[[ MATERIAL PROVIDED open ]]
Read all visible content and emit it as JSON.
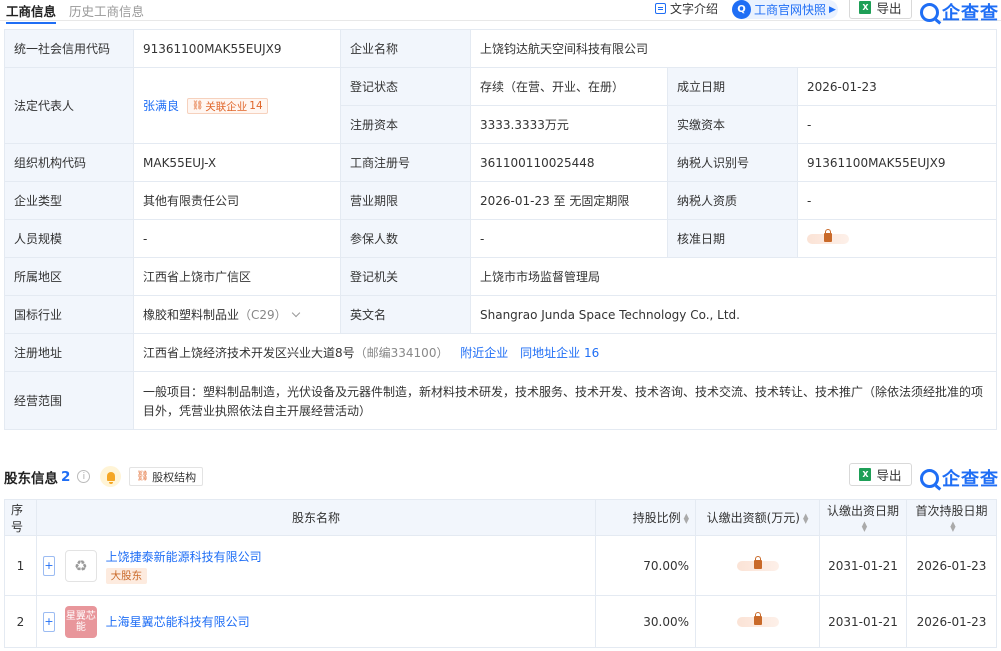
{
  "tabs": [
    {
      "label": "工商信息"
    },
    {
      "label": "历史工商信息"
    }
  ],
  "toolbar": {
    "text_intro": "文字介绍",
    "snapshot": "工商官网快照",
    "export": "导出",
    "brand": "企查查"
  },
  "info": {
    "credit_code_label": "统一社会信用代码",
    "credit_code": "91361100MAK55EUJX9",
    "company_name_label": "企业名称",
    "company_name": "上饶钧达航天空间科技有限公司",
    "legal_rep_label": "法定代表人",
    "legal_rep": "张满良",
    "related_label": "关联企业",
    "related_count": "14",
    "status_label": "登记状态",
    "status": "存续（在营、开业、在册）",
    "founded_label": "成立日期",
    "founded": "2026-01-23",
    "reg_capital_label": "注册资本",
    "reg_capital": "3333.3333万元",
    "paid_capital_label": "实缴资本",
    "paid_capital": "-",
    "org_code_label": "组织机构代码",
    "org_code": "MAK55EUJ-X",
    "reg_no_label": "工商注册号",
    "reg_no": "361100110025448",
    "taxpayer_id_label": "纳税人识别号",
    "taxpayer_id": "91361100MAK55EUJX9",
    "type_label": "企业类型",
    "type": "其他有限责任公司",
    "term_label": "营业期限",
    "term": "2026-01-23 至 无固定期限",
    "taxpayer_qual_label": "纳税人资质",
    "taxpayer_qual": "-",
    "staff_label": "人员规模",
    "staff": "-",
    "insured_label": "参保人数",
    "insured": "-",
    "approved_label": "核准日期",
    "region_label": "所属地区",
    "region": "江西省上饶市广信区",
    "authority_label": "登记机关",
    "authority": "上饶市市场监督管理局",
    "industry_label": "国标行业",
    "industry": "橡胶和塑料制品业",
    "industry_code": "（C29）",
    "english_label": "英文名",
    "english": "Shangrao Junda Space Technology Co., Ltd.",
    "address_label": "注册地址",
    "address": "江西省上饶经济技术开发区兴业大道8号",
    "postcode": "（邮编334100）",
    "nearby": "附近企业",
    "same_addr": "同地址企业",
    "same_addr_count": "16",
    "scope_label": "经营范围",
    "scope": "一般项目：塑料制品制造，光伏设备及元器件制造，新材料技术研发，技术服务、技术开发、技术咨询、技术交流、技术转让、技术推广（除依法须经批准的项目外，凭营业执照依法自主开展经营活动）"
  },
  "shareholders": {
    "title": "股东信息",
    "count": "2",
    "equity_button": "股权结构",
    "export": "导出",
    "brand": "企查查",
    "headers": [
      "序号",
      "股东名称",
      "持股比例",
      "认缴出资额(万元)",
      "认缴出资日期",
      "首次持股日期"
    ],
    "rows": [
      {
        "index": "1",
        "name": "上饶捷泰新能源科技有限公司",
        "tag": "大股东",
        "ratio": "70.00%",
        "subscribed_date": "2031-01-21",
        "first_date": "2026-01-23"
      },
      {
        "index": "2",
        "name": "上海星翼芯能科技有限公司",
        "logo_text": "星翼芯能",
        "ratio": "30.00%",
        "subscribed_date": "2031-01-21",
        "first_date": "2026-01-23"
      }
    ]
  },
  "colors": {
    "accent": "#1f6ef5",
    "label_bg": "#f2f6fc",
    "border": "#e4eaf2",
    "orange": "#e0662a"
  }
}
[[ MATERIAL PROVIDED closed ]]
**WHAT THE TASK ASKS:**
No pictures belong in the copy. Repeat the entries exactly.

**OUTPUT FOR THIS TASK:**
Read all visible content and emit it as JSON.
{
  "tabs": [
    {
      "label": "工商信息"
    },
    {
      "label": "历史工商信息"
    }
  ],
  "toolbar": {
    "text_intro": "文字介绍",
    "snapshot": "工商官网快照",
    "export": "导出",
    "brand": "企查查"
  },
  "info": {
    "credit_code_label": "统一社会信用代码",
    "credit_code": "91361100MAK55EUJX9",
    "company_name_label": "企业名称",
    "company_name": "上饶钧达航天空间科技有限公司",
    "legal_rep_label": "法定代表人",
    "legal_rep": "张满良",
    "related_label": "关联企业",
    "related_count": "14",
    "status_label": "登记状态",
    "status": "存续（在营、开业、在册）",
    "founded_label": "成立日期",
    "founded": "2026-01-23",
    "reg_capital_label": "注册资本",
    "reg_capital": "3333.3333万元",
    "paid_capital_label": "实缴资本",
    "paid_capital": "-",
    "org_code_label": "组织机构代码",
    "org_code": "MAK55EUJ-X",
    "reg_no_label": "工商注册号",
    "reg_no": "361100110025448",
    "taxpayer_id_label": "纳税人识别号",
    "taxpayer_id": "91361100MAK55EUJX9",
    "type_label": "企业类型",
    "type": "其他有限责任公司",
    "term_label": "营业期限",
    "term": "2026-01-23 至 无固定期限",
    "taxpayer_qual_label": "纳税人资质",
    "taxpayer_qual": "-",
    "staff_label": "人员规模",
    "staff": "-",
    "insured_label": "参保人数",
    "insured": "-",
    "approved_label": "核准日期",
    "region_label": "所属地区",
    "region": "江西省上饶市广信区",
    "authority_label": "登记机关",
    "authority": "上饶市市场监督管理局",
    "industry_label": "国标行业",
    "industry": "橡胶和塑料制品业",
    "industry_code": "（C29）",
    "english_label": "英文名",
    "english": "Shangrao Junda Space Technology Co., Ltd.",
    "address_label": "注册地址",
    "address": "江西省上饶经济技术开发区兴业大道8号",
    "postcode": "（邮编334100）",
    "nearby": "附近企业",
    "same_addr": "同地址企业",
    "same_addr_count": "16",
    "scope_label": "经营范围",
    "scope": "一般项目：塑料制品制造，光伏设备及元器件制造，新材料技术研发，技术服务、技术开发、技术咨询、技术交流、技术转让、技术推广（除依法须经批准的项目外，凭营业执照依法自主开展经营活动）"
  },
  "shareholders": {
    "title": "股东信息",
    "count": "2",
    "equity_button": "股权结构",
    "export": "导出",
    "brand": "企查查",
    "headers": [
      "序号",
      "股东名称",
      "持股比例",
      "认缴出资额(万元)",
      "认缴出资日期",
      "首次持股日期"
    ],
    "rows": [
      {
        "index": "1",
        "name": "上饶捷泰新能源科技有限公司",
        "tag": "大股东",
        "ratio": "70.00%",
        "subscribed_date": "2031-01-21",
        "first_date": "2026-01-23"
      },
      {
        "index": "2",
        "name": "上海星翼芯能科技有限公司",
        "logo_text": "星翼芯能",
        "ratio": "30.00%",
        "subscribed_date": "2031-01-21",
        "first_date": "2026-01-23"
      }
    ]
  },
  "colors": {
    "accent": "#1f6ef5",
    "label_bg": "#f2f6fc",
    "border": "#e4eaf2",
    "orange": "#e0662a"
  }
}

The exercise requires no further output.